• Odds are you’ll find `str.lower` of interest.

• Note that `get_user_timeline` returns `None` in cases of error, as might happen if a screen name doesn’t exist or a screen name’s tweets are private.

• And here’s the time-complexity (aka "Big O" or "Big Oh") of various operations in current CPython, the implementation of Python we’re using (which is an interpreter called `python`, or really `python3`, which itself is actually written in C).

### `tweets`

• Look at `smile` for inspiration!

• Because `tweets` doesn’t end in `.py`, CS50 IDE won’t know it’s Python code, so syntax highlighting won’t be enabled by default. With the file open in a tab, change Text to Python in the tab’s bottom-right corner to enable.

### `application.py`

• Look (back) at `tweets` for inspiration!

## FAQs

### Could not build url for endpoint '/'

If you find that when you try to search in your Flask app without typing anything into the text field, you get a `Could not build url for endpoint '/'.`, change the line in `application.py` that reads `redirect(url_for("/"))` to `return redirect(url_for("index"))`.

### ImportError: No module named 'sqlalchemy'

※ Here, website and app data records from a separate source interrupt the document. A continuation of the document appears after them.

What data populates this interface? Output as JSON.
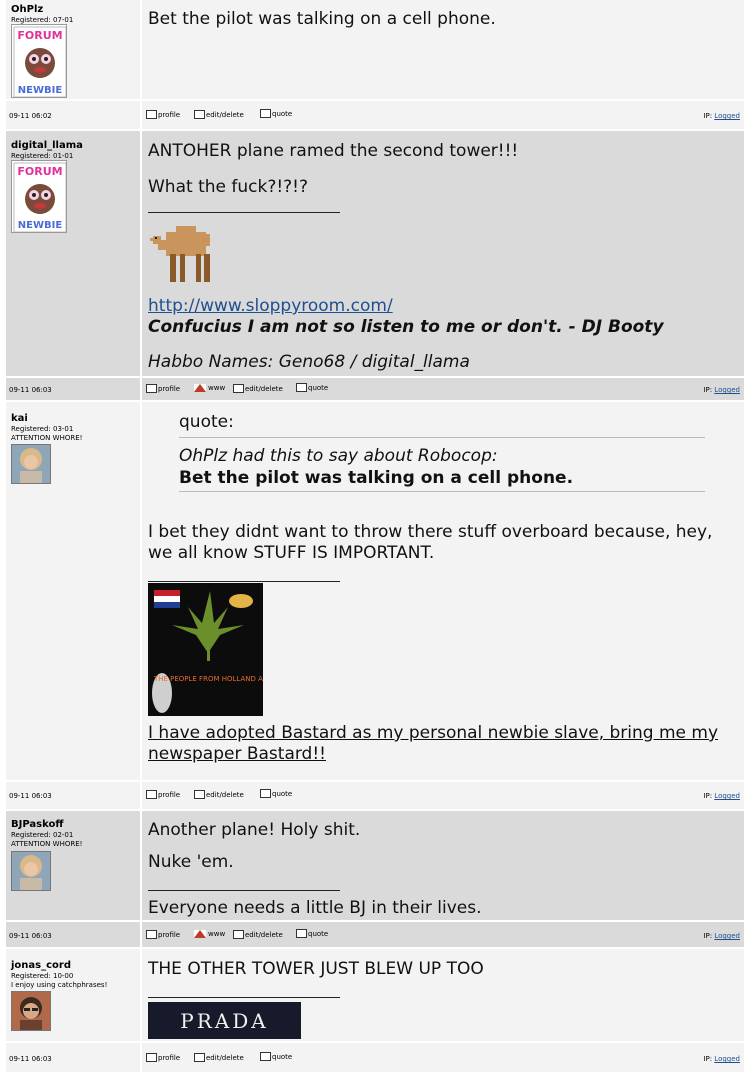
{
  "footer_labels": {
    "profile": "profile",
    "www": "www",
    "edit": "edit/delete",
    "quote": "quote",
    "ip_prefix": "IP:",
    "ip_link": "Logged"
  },
  "posts": [
    {
      "username": "OhPlz",
      "registered": "Registered: 07-01",
      "avatar": "forum-newbie-icon",
      "message": "Bet the pilot was talking on a cell phone.",
      "date": "09-11 06:02"
    },
    {
      "username": "digital_llama",
      "registered": "Registered: 01-01",
      "avatar": "forum-newbie-icon",
      "lines": [
        "ANTOHER plane ramed the second tower!!!",
        "What the fuck?!?!?"
      ],
      "sig_image": "camel-icon",
      "sig_link": "http://www.sloppyroom.com/",
      "sig_quote": "Confucius I am not so listen to me or don't. - DJ Booty",
      "sig_habbo": "Habbo Names: Geno68 / digital_llama",
      "date": "09-11 06:03"
    },
    {
      "username": "kai",
      "registered": "Registered: 03-01",
      "title": "ATTENTION WHORE!",
      "avatar": "photo-avatar",
      "quote_label": "quote:",
      "quote_attrib": "OhPlz had this to say about Robocop:",
      "quote_text": "Bet the pilot was talking on a cell phone.",
      "body_line1": "I bet they didnt want to throw there stuff overboard because, hey,",
      "body_line2": "we all know STUFF IS IMPORTANT.",
      "sig_banner_text": "THE PEOPLE FROM HOLLAND ARMY",
      "sig_line1": "I have adopted Bastard as my personal newbie slave, bring me my",
      "sig_line2": "newspaper Bastard!! ",
      "date": "09-11 06:03"
    },
    {
      "username": "BJPaskoff",
      "registered": "Registered: 02-01",
      "title": "ATTENTION WHORE!",
      "avatar": "photo-avatar",
      "lines": [
        "Another plane! Holy shit.",
        "Nuke 'em."
      ],
      "sig": "Everyone needs a little BJ in their lives.",
      "date": "09-11 06:03"
    },
    {
      "username": "jonas_cord",
      "registered": "Registered: 10-00",
      "title": "I enjoy using catchphrases!",
      "avatar": "photo-avatar",
      "message": "THE OTHER TOWER JUST BLEW UP TOO",
      "sig_banner_text": "PRADA",
      "date": "09-11 06:03"
    }
  ],
  "colors": {
    "row_light": "#f3f3f3",
    "row_dark": "#dadada",
    "link": "#1f4f8e"
  }
}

If seeing this error, execute

``pip install --user sqlalchemy``

to resolve!

### twython.exceptions.TwythonAuthError: Twitter API returned a 401 (Unauthorized), An error occurred processing your request

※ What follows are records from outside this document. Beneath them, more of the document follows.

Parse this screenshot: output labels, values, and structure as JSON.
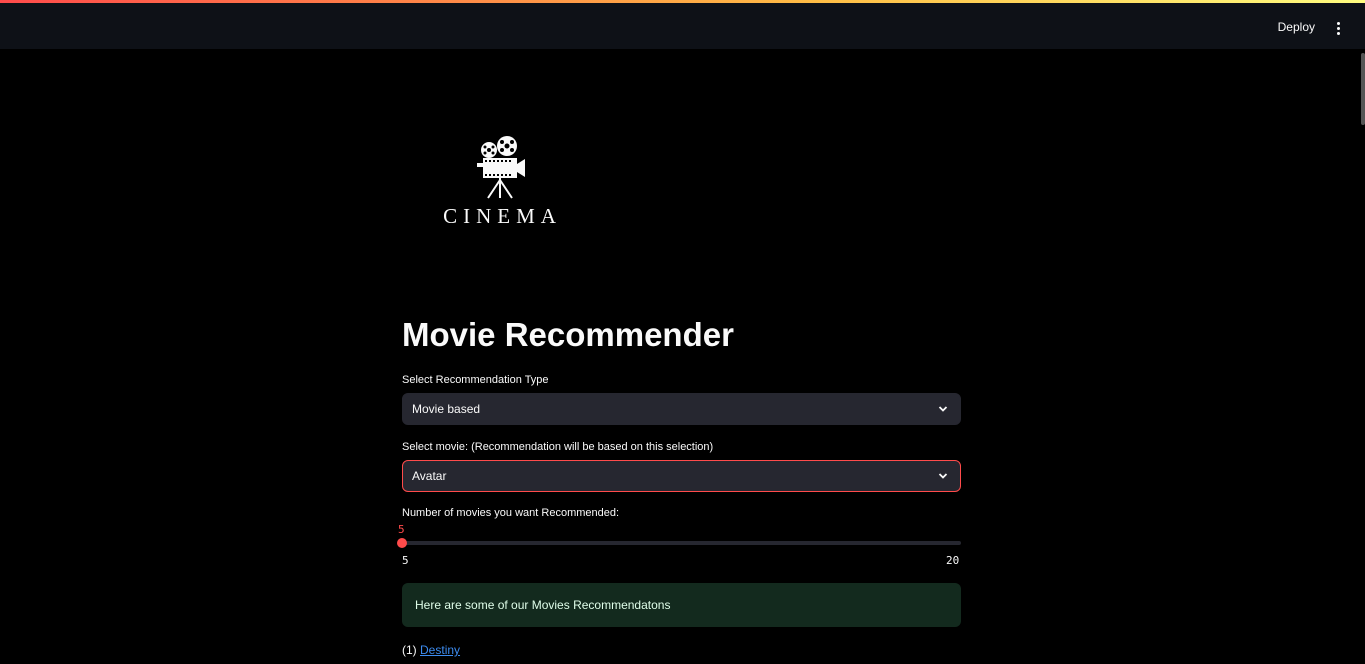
{
  "header": {
    "deploy_label": "Deploy",
    "menu_icon": "kebab-menu-icon"
  },
  "logo": {
    "icon": "movie-camera-icon",
    "text": "CINEMA"
  },
  "page": {
    "title": "Movie Recommender"
  },
  "recommendation_type": {
    "label": "Select Recommendation Type",
    "value": "Movie based"
  },
  "movie_select": {
    "label": "Select movie: (Recommendation will be based on this selection)",
    "value": "Avatar"
  },
  "count_slider": {
    "label": "Number of movies you want Recommended:",
    "current": "5",
    "min": "5",
    "max": "20",
    "fraction": 0
  },
  "results": {
    "message": "Here are some of our Movies Recommendatons",
    "items": [
      {
        "index": "(1)",
        "title": "Destiny"
      }
    ]
  },
  "colors": {
    "accent": "#ff4b4b",
    "success_bg": "#132a1e",
    "link": "#3d8cf0"
  }
}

If seeing this error, odds are you’re trying to get tweets for a screen name that’s protected (i.e., private)! Not to worry, though. You can assume we’ll only test your code with screen names that aren’t protected.

If seeing this error, odds are you’re trying to get tweets for a screen name that doesn’t exist! Not to worry, though. You can assume we’ll only test your code with screen names that exist.

### TypeError: 'NoneType' object is not iterable

If seeing this error in a `for` loop, be sure you’re indeed iterating over a `list` and not, e.g., `None`. In particular, be sure you’re checking the return value of `get_user_timeline`, which, per its implementation, can return `None` in cases of error.

## CHANGELOG

• 2018-11-14

• Updated distribution code location

• 2016-10-27

• Clarified that `search` should classify ⇐ 100 tweets.

• 2016-10-26

• Added hint and FAQ about how `get_user_timeline` can return `None`.

• Clarified that `analyze` takes a (potentially multi-word) `str` as an argument, not just a word.

• 2016-10-21

• Initial release.

## Acknowledgements

Special thanks to Aditi Muralidharan and John DeNero of UC Berkeley and to Minqing Hu and Bing Liu of the University of Illinois at Chicago!